The initial objective of the study is to determine whether orally infected UK red deer are susceptible to bovine BSE agent. Groups of orally dosed deer will be sacrificed at 6, 12 and 60 months post inoculation and necropsies carried out. A range of tissue samples will be retained for further analysis such as immunohistochemistry. All animals will also be monitored clinically throughout the experiment to define any clinical phenotype.
-------- Original Message --------
Subject: Susceptibility of red deer (Cervus elaphus elaphus) to BSE
Date: Mon, 8 Mar 2004 20:29:54 -0600
From: "Terry S. Singeltary Sr."
Reply-To: Bovine Spongiform Encephalopathy
TSE Project Details
Project Ref M03024
Theme Risk assessment of SEs
Sub Theme An evaluation of SEs transmission modalities from cattle to
man and other food animals, environment vectors
Title Susceptibility of red deer (Cervus elaphus elaphus) to BSE
Principle Investigator Dr Hawkins PI Department Veterinary Laboratories
PI Location Weybridge PI Organisation Veterinary Laboratories Agency
Last Year Cost £ This Year Cost £
Start Date 01/04/2003 End Date 01/04/2010
Status Current Total Cost £ 1,485,458
Abstract The major cause of the spread of BSE was attributed to the
feeding of contaminated meat and bone meal (MBM) in the protein rations
fed to cattle. The use of MBM in animal feed was not restricted to
cattle rations and it is known that MBM was included in the concentrates
fed to farmed deer. BSE has been shown to be naturally or experimentally
transmissible to a wide range of different ungulate species and deer are
known to be susceptible to an endemic TSE (chronic wasting disease, CWD)
which is prevalent in North America. However, to date, no TSE infections
of UK deer have been reported. The initial objective of the study is to
determine whether orally infected UK red deer are susceptible to bovine
BSE agent. Groups of orally dosed deer will be sacrificed at 6, 12 and
60 months post inoculation and necropsies carried out. A range of tissue
samples will be retained for further analysis such as
immunohistochemistry. All animals will also be monitored clinically

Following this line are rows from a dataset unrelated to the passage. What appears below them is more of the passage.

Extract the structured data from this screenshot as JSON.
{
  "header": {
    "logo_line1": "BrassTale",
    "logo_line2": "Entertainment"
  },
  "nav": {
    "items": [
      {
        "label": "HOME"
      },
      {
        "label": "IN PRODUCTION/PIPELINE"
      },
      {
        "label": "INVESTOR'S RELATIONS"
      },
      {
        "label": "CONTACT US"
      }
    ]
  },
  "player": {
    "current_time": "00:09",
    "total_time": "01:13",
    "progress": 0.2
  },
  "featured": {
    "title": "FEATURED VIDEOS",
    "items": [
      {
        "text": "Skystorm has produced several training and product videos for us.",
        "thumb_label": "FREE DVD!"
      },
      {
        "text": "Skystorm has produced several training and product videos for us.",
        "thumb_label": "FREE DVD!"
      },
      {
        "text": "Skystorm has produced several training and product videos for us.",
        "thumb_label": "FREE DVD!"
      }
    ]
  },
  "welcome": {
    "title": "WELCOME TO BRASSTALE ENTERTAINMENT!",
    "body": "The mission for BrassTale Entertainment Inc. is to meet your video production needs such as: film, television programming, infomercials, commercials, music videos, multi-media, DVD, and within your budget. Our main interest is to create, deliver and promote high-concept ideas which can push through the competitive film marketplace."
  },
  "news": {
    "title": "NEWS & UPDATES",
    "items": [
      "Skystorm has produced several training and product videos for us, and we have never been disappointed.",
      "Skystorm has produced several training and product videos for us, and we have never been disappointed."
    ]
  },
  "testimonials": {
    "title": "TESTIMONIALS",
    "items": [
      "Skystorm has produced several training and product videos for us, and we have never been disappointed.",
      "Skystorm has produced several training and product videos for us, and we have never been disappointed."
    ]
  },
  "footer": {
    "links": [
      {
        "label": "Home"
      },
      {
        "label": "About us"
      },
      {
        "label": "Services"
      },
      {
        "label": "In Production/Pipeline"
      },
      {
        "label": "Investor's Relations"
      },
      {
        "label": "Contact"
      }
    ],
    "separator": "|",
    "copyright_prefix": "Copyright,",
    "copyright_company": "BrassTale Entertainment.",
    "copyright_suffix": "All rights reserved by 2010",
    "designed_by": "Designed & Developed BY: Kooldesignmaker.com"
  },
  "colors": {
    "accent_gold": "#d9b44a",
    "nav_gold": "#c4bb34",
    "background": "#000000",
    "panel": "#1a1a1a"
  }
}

throughout the experiment to define any clinical phenotype.
©2004 Medical Research Council
Susceptibility of Red Deer to BSE
FSA funded project in collaboration with VLA
No known cases of BSE have ever been reported in any species of deer. However, an EU directive has decreed that provision must be made for all ruminant species entering the human food chain to be screened for BSE and free living and captive deer may have been exposed to the BSE agent. BSE has affected a range of different hoof stock (domestic and exotic cattle, eland, nyala, greater kudu, gemsbok and Arabian and scimitar-horned oryx) and several species of cats (cheetah, puma, tiger, lion and domestic cats) by presumed ingestion of contaminated meat and bone meal in food. As both captive and free ranging UK deer enter the human food chain it is important to determine their susceptibility to transmission of the BSE agent, the nature of any possible resultant clinical disease and to develop methods of screening deer tissues for the BSE agent to maintain the high standards of food safety within the UK .
This study will determine in the first instance whether the BSE agent can actually be transmitted to red deer. If this is possible the study will also provide a description of any resultant clinical disease, pathological changes and positive control tissue material all of which would aid surveillance for BSE in deer within the UK .
Moredun Research Institute
Pentlands Science Park, Bush Loan, Penicuik, Midlothian, EH26 0PZ, Scotland
Telephone - 0131 445 5111, International +44 131 445 5111,
Site last updated: 22 Jun 2006
#################### https://lists.aegee.org/bse-l.html ####################
FULL TEXT ;
CREUTZFELDT JAKOB DISEASE MAD COW BASE, CWD, SCRAPIE UPDATE OCT 2007
CJD VOICE (voice for _all_ victims of human TSE)
Terry S. Singeltary Sr.
P.O. Box 42
Bacliff, Texas USA 77518